Epik could provide compelling domain monetization strategy — and may spur more direct navigation.
When Rob Monster announced he was closing his venture capital shop, he wrote that he was working on a new company that could change domaining:
We are building a Web 3.0 platform that will be among the first to drive a network effect across domain properties, in part enabled by single sign-on, portable identity, portable reputation, and user-aware content management. Domainers have a huge opportunity to define the future of the web, much in the way a new city gets planned from the ground up. In essence, that is what Epik is about.
The first iteration of Epik launched last night, and today I sat down with Monster at Domain Roundtable in Washington D.C. to take Epik for a test drive.
Epik enables domainers to build content-based sites in seconds. Utilizing a semantic web ontology of two million people, places, and things, Epik automatically sets up a five page web site on your domains. Epik has an exclusive license (for use on domains) for content from semantic web company Evri.
Epik is based on EVO Media Group’s DevHub technology. Monster was the first investor in EVO Media.

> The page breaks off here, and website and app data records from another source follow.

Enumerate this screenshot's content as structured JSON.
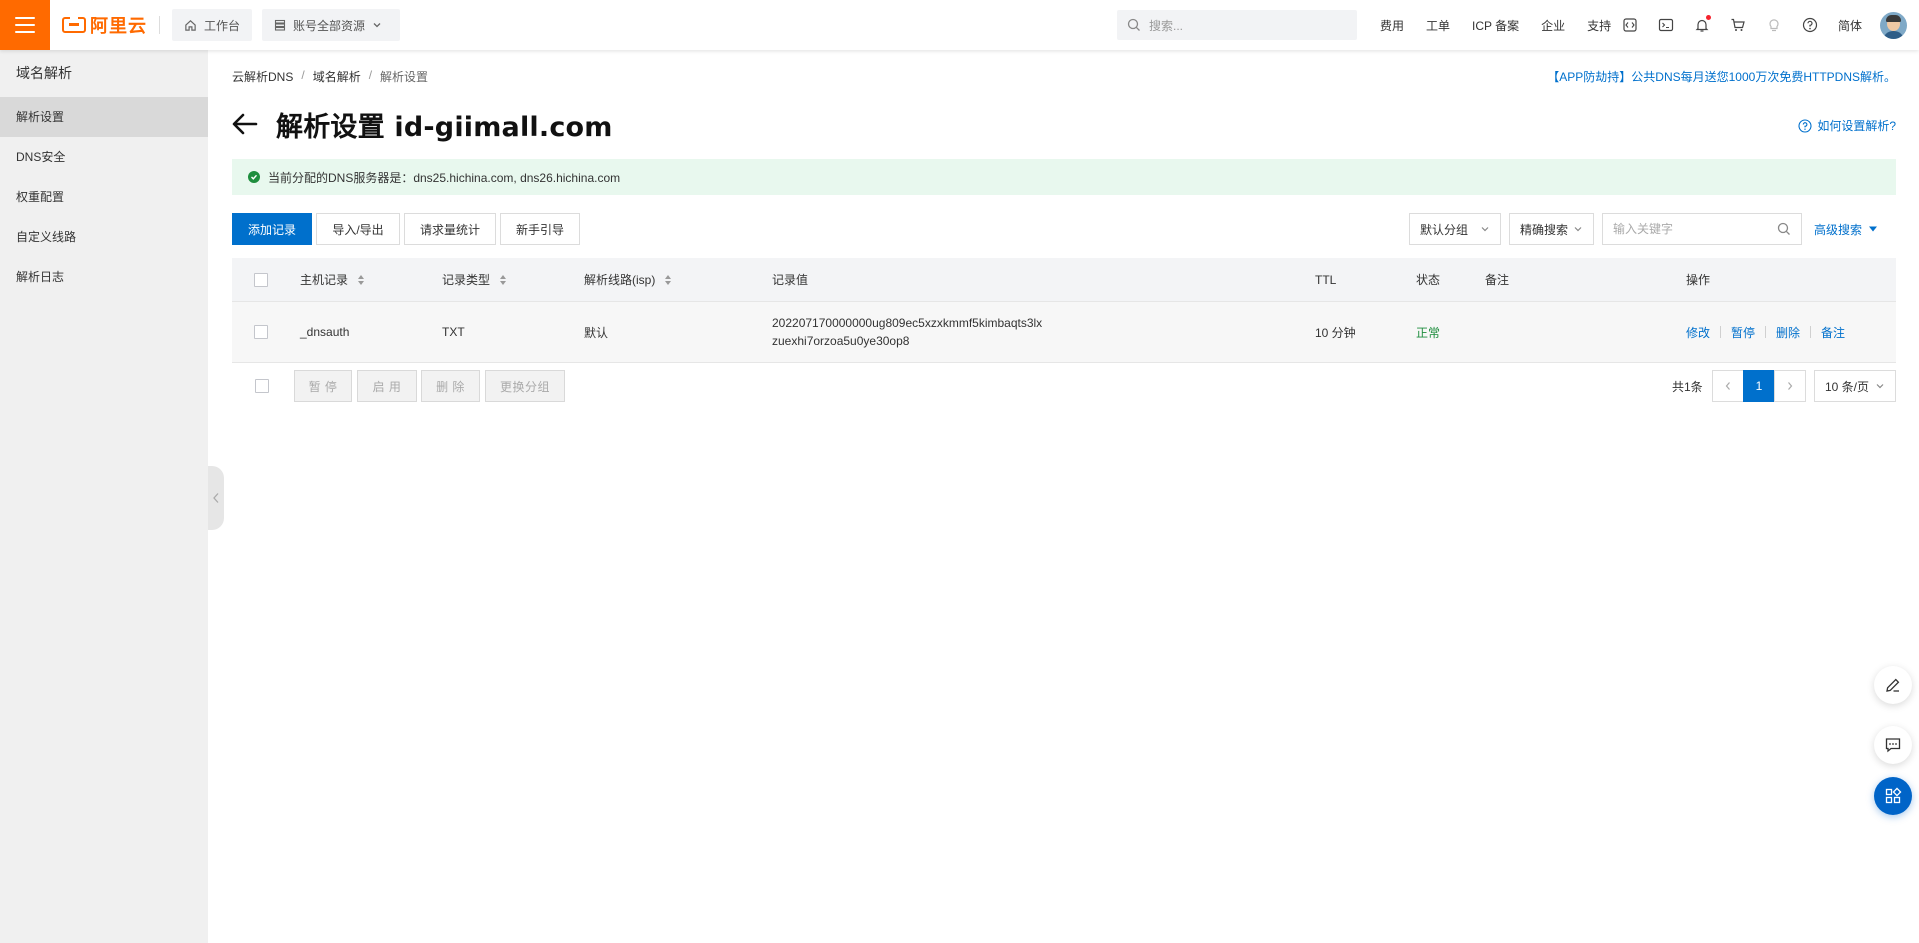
{
  "brand": {
    "logo_text": "阿里云",
    "accent": "#ff6a00"
  },
  "topbar": {
    "workbench_label": "工作台",
    "resources_label": "账号全部资源",
    "search_placeholder": "搜索...",
    "links": [
      "费用",
      "工单",
      "ICP 备案",
      "企业",
      "支持"
    ],
    "language": "简体"
  },
  "sidebar": {
    "title": "域名解析",
    "items": [
      {
        "label": "解析设置",
        "active": true
      },
      {
        "label": "DNS安全"
      },
      {
        "label": "权重配置"
      },
      {
        "label": "自定义线路"
      },
      {
        "label": "解析日志"
      }
    ]
  },
  "breadcrumb": [
    "云解析DNS",
    "域名解析",
    "解析设置"
  ],
  "promo_text": "【APP防劫持】公共DNS每月送您1000万次免费HTTPDNS解析。",
  "page_title": "解析设置 id-giimall.com",
  "help_link": "如何设置解析?",
  "dns_info": "当前分配的DNS服务器是：dns25.hichina.com, dns26.hichina.com",
  "toolbar": {
    "add_record": "添加记录",
    "import_export": "导入/导出",
    "request_stats": "请求量统计",
    "guide": "新手引导",
    "group_select": "默认分组",
    "search_mode": "精确搜索",
    "keyword_placeholder": "输入关键字",
    "advanced_search": "高级搜索"
  },
  "table": {
    "headers": {
      "host": "主机记录",
      "type": "记录类型",
      "line": "解析线路(isp)",
      "value": "记录值",
      "ttl": "TTL",
      "status": "状态",
      "remark": "备注",
      "actions": "操作"
    },
    "rows": [
      {
        "host": "_dnsauth",
        "type": "TXT",
        "line": "默认",
        "value_line1": "202207170000000ug809ec5xzxkmmf5kimbaqts3lx",
        "value_line2": "zuexhi7orzoa5u0ye30op8",
        "ttl": "10 分钟",
        "status": "正常",
        "remark": "",
        "actions": [
          "修改",
          "暂停",
          "删除",
          "备注"
        ]
      }
    ]
  },
  "batch": {
    "pause": "暂 停",
    "enable": "启 用",
    "delete": "删 除",
    "change_group": "更换分组"
  },
  "pagination": {
    "total": "共1条",
    "current_page": "1",
    "page_size": "10 条/页"
  },
  "colors": {
    "primary": "#0070cc",
    "success": "#1e8e3e",
    "info_bg": "#e8f8ee"
  }
}
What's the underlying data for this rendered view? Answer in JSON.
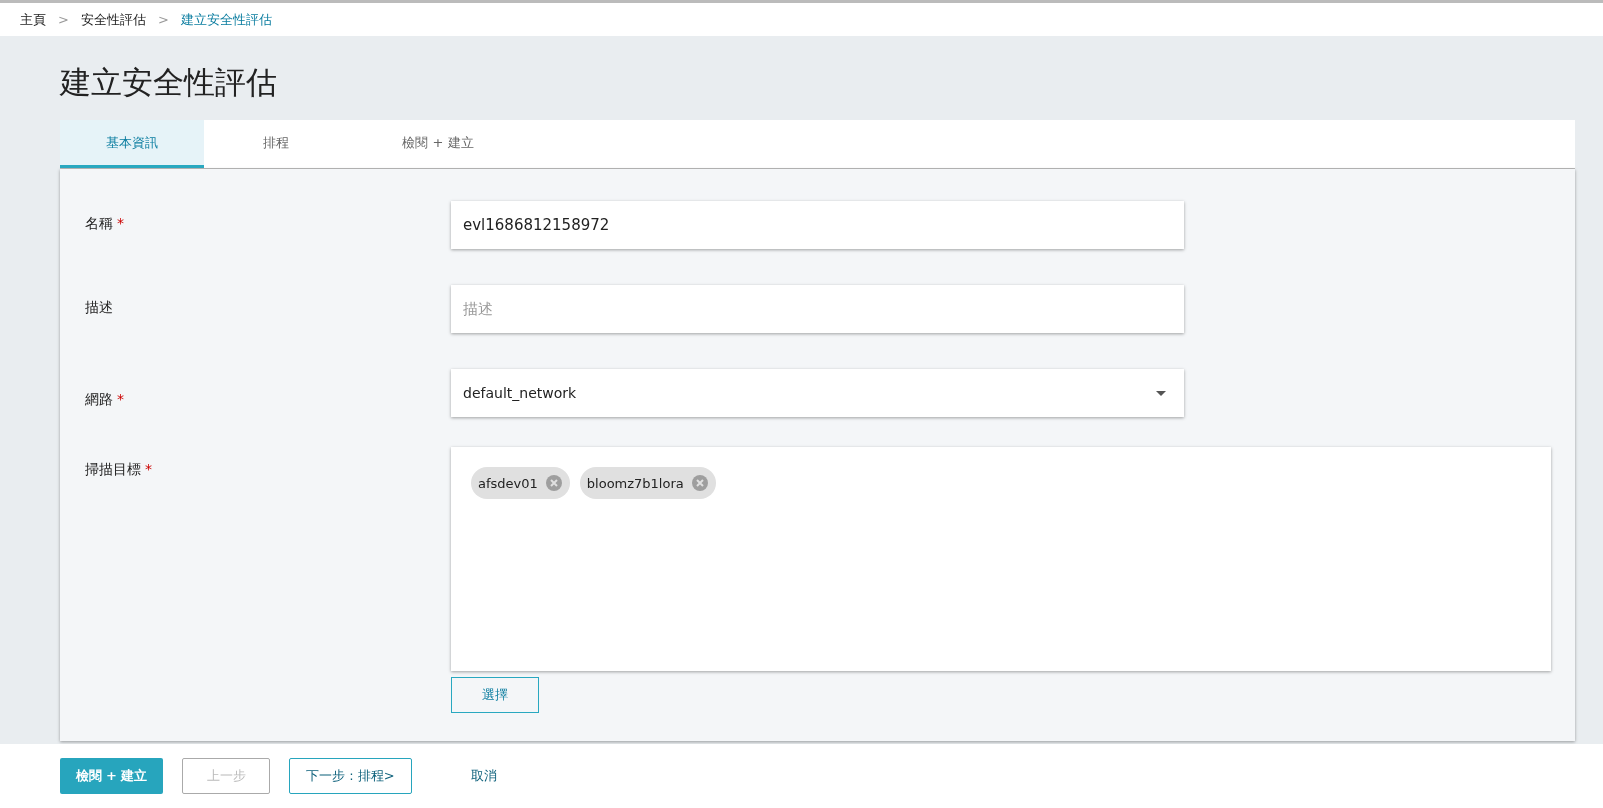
{
  "breadcrumb": [
    {
      "label": "主頁",
      "current": false
    },
    {
      "label": "安全性評估",
      "current": false
    },
    {
      "label": "建立安全性評估",
      "current": true
    }
  ],
  "breadcrumb_separator": ">",
  "title": "建立安全性評估",
  "tabs": [
    {
      "label": "基本資訊",
      "selected": true
    },
    {
      "label": "排程",
      "selected": false
    },
    {
      "label": "檢閱 + 建立",
      "selected": false
    }
  ],
  "fields": [
    {
      "kind": "text",
      "label": "名稱",
      "required": true,
      "value": "evl1686812158972"
    },
    {
      "kind": "text",
      "label": "描述",
      "required": false,
      "placeholder": "描述"
    },
    {
      "kind": "select",
      "label": "網路",
      "required": true,
      "value": "default_network"
    },
    {
      "kind": "chips",
      "label": "掃描目標",
      "required": true,
      "chips": [
        "afsdev01",
        "bloomz7b1lora"
      ],
      "button": "選擇"
    }
  ],
  "required_mark": "*",
  "footer_buttons": [
    {
      "kind": "primary",
      "label": "檢閱 + 建立",
      "disabled": false
    },
    {
      "kind": "outline",
      "label": "上一步",
      "disabled": true
    },
    {
      "kind": "outline",
      "label": "下一步 : 排程>",
      "disabled": false
    },
    {
      "kind": "link",
      "label": "取消",
      "disabled": false
    }
  ]
}
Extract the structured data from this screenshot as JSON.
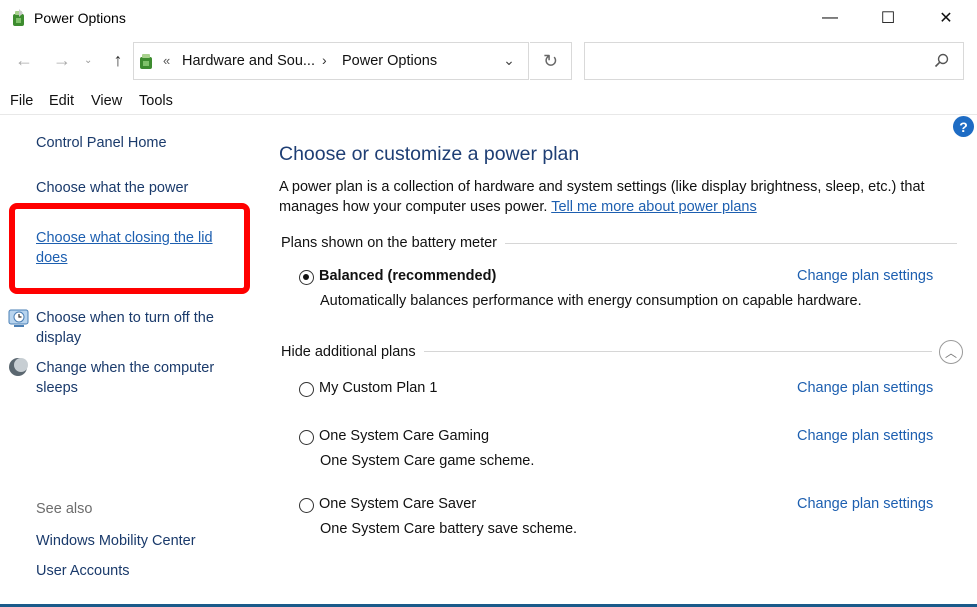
{
  "window": {
    "title": "Power Options",
    "minimize_glyph": "—",
    "maximize_glyph": "☐",
    "close_glyph": "✕"
  },
  "address_bar": {
    "chevron": "«",
    "crumbs": [
      "Hardware and Sou...",
      "Power Options"
    ],
    "separator": "›",
    "search_value": ""
  },
  "menu": [
    "File",
    "Edit",
    "View",
    "Tools"
  ],
  "left_nav": {
    "home": "Control Panel Home",
    "power_buttons": "Choose what the power",
    "lid": "Choose what closing the lid does",
    "display": "Choose when to turn off the display",
    "sleep": "Change when the computer sleeps",
    "see_also": "See also",
    "mobility": "Windows Mobility Center",
    "accounts": "User Accounts"
  },
  "main": {
    "title": "Choose or customize a power plan",
    "description": "A power plan is a collection of hardware and system settings (like display brightness, sleep, etc.) that manages how your computer uses power.",
    "learn_more": "Tell me more about power plans",
    "section_battery": "Plans shown on the battery meter",
    "section_hidden": "Hide additional plans",
    "change_label": "Change plan settings",
    "plans": [
      {
        "name": "Balanced (recommended)",
        "desc": "Automatically balances performance with energy consumption on capable hardware.",
        "selected": true
      },
      {
        "name": "My Custom Plan 1",
        "desc": "",
        "selected": false
      },
      {
        "name": "One System Care Gaming",
        "desc": "One System Care game scheme.",
        "selected": false
      },
      {
        "name": "One System Care Saver",
        "desc": "One System Care battery save scheme.",
        "selected": false
      }
    ]
  },
  "help_glyph": "?",
  "colors": {
    "link": "#1d5fb0",
    "title": "#1e3e74",
    "highlight": "#ff0000"
  }
}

Domain owners can sign up at Epik.com and begin submitting domains. On Friday at 5 pm PDT, registered users who have already submitted domains through the system will get access to a list of all domains that map to Epik’s content nodes. This list will be a treasure trove for domainers, as it includes a list of domains that can be hand registered to quickly create web sites.
If your domains don’t currently match one of Epik’s unique and available nodes, the company will inform you if it becomes available in the future. One example I just created is brookhaven.us.
Monster thinks you’ll be impressed with the existing results, but says Epik will roll out new features quickly that encompass the components he described above.
Beyond just making money for domain owners, Monster says his company could swing the pendulum back to direct navigation. When people who search with direct navigation find what they want, they’re more inclined to use direct navigation in the future.
Monster believes domainers could be the largest beneficiary of the move to the semantic web. Hopefully Epik is the key to get there.